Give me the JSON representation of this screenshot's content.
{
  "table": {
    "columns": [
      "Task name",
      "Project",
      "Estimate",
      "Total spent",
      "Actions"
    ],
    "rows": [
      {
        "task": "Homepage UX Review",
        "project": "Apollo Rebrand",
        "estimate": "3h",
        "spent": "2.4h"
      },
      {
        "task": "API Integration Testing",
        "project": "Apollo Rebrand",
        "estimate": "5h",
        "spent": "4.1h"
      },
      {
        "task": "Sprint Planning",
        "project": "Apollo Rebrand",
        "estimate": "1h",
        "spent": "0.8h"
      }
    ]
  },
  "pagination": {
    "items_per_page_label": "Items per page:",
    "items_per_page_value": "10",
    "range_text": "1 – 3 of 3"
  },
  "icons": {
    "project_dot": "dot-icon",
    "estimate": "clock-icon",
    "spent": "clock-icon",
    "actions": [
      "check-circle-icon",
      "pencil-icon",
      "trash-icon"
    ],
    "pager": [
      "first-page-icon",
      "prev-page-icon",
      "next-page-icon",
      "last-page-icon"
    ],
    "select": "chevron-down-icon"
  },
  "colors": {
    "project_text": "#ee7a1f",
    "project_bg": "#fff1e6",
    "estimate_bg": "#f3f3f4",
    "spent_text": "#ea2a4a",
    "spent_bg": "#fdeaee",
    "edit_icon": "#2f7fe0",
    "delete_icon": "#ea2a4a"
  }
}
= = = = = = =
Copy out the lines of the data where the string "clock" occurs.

    "estimate": "clock-icon",
    "spent": "clock-icon",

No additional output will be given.